While Heyward struggled in his first year in right for the Cubs, Stephen Piscotty was able to impress in his first full season as a Redbird. After a nice rookie campaign, where he was 6th place in ROY voting, Piscotty was able to offer plenty during the up and down season for the Cardinals.

Here is Piscotty’s stat line compared to Heyward’s above:

.273 BA, 22 HR, 85 RBI, .343 OBP, .457 SLG, .800 OPS

While it’s obvious who had the better year, the big question for Piscotty is, can he duplicate his success? Piscotty figures to slot somewhere in the 4th or 5th hole in the lineup which means extra opportunity for HR and RBI. If he reaches for power, he would do well not to sacrifice his average.

Defensively, Piscotty was very good in right field. It’s tough transitioning from Heyward’s defense, but Piscotty proved that he was able to man the position just fine. He may not cover as much ground as we’d like, but that is something that will be worked on in Spring Training.
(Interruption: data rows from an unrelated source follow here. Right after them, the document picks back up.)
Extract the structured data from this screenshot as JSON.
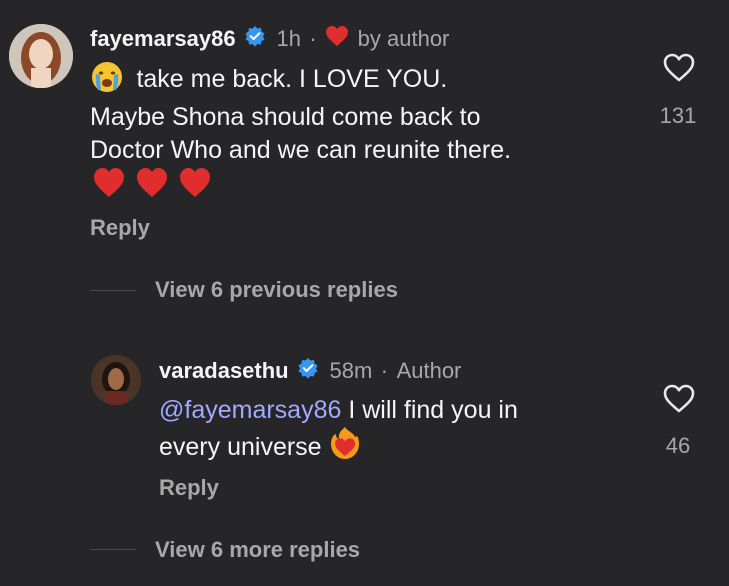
{
  "comment": {
    "username": "fayemarsay86",
    "time": "1h",
    "separator": "·",
    "liked_by_author": "by author",
    "line1": "take me back. I LOVE YOU.",
    "line2": "Maybe Shona should come back to",
    "line3": "Doctor Who and we can reunite there.",
    "like_count": "131",
    "reply_label": "Reply",
    "view_replies": "View 6 previous replies"
  },
  "reply": {
    "username": "varadasethu",
    "time": "58m",
    "separator": "·",
    "author_label": "Author",
    "mention": "@fayemarsay86",
    "text_rest": " I will find you in",
    "line2": "every universe",
    "like_count": "46",
    "reply_label": "Reply",
    "view_more": "View 6 more replies"
  },
  "colors": {
    "background": "#262628",
    "verified": "#3797f0",
    "heart_red": "#e02e2e",
    "mention": "#a3a9ff"
  },
  "icons": [
    "verified-badge-icon",
    "red-heart-icon",
    "crying-face-emoji",
    "heart-outline-icon",
    "heart-on-fire-emoji"
  ]
}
Next: Preview of the NL Central in 2017

Piscotty has the momentum heading into the 2017 season over Heyward.

Advantage: Piscotty
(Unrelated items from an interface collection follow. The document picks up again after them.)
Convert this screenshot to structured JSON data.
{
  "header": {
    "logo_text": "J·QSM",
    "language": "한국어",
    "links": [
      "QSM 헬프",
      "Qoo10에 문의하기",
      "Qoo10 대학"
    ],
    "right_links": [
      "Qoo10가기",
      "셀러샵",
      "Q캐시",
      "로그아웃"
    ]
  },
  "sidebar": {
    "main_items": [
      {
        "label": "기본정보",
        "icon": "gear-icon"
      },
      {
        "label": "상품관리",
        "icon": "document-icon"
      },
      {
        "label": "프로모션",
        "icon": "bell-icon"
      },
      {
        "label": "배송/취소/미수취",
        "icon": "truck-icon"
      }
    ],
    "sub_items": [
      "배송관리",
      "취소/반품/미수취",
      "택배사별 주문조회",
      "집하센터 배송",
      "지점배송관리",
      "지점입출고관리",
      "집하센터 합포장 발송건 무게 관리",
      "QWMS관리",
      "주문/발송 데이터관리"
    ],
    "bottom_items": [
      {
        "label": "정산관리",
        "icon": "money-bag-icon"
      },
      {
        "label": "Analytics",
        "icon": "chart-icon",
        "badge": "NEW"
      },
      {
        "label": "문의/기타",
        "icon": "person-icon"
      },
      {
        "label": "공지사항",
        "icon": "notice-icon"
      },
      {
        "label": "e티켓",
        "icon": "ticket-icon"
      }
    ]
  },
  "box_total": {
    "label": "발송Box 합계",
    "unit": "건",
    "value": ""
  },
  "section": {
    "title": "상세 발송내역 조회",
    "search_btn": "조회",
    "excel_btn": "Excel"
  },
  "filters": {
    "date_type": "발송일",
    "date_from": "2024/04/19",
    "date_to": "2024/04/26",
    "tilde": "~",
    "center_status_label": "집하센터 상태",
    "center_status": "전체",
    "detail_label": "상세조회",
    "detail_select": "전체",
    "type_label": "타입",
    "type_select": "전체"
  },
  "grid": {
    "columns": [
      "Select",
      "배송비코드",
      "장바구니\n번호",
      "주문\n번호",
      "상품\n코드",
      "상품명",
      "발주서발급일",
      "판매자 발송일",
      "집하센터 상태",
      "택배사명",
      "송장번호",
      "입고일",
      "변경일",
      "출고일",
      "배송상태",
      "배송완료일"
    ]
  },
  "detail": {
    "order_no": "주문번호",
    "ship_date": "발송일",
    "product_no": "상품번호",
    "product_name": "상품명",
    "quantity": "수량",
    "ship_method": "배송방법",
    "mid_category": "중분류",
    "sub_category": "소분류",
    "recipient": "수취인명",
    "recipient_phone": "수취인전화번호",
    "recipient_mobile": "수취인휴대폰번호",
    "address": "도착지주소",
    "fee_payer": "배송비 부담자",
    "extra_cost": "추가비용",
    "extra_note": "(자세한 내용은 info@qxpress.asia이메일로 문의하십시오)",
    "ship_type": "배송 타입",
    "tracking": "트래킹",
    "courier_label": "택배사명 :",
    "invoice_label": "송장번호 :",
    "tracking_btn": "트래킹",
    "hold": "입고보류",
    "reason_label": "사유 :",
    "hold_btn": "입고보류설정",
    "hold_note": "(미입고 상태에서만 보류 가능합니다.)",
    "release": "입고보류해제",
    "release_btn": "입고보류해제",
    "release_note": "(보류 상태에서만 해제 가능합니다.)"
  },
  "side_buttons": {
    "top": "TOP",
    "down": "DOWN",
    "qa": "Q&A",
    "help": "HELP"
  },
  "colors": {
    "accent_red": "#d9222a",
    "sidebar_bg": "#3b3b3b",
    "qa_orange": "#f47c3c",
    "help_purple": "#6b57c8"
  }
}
At the end of this one, the Cardinals take all three outfield position and tie the score up at 4-4. Seems fitting for two teams that ended up tying in the regular season series in 2016. Hopefully this year the Cards can maintain the edge. Go Cards!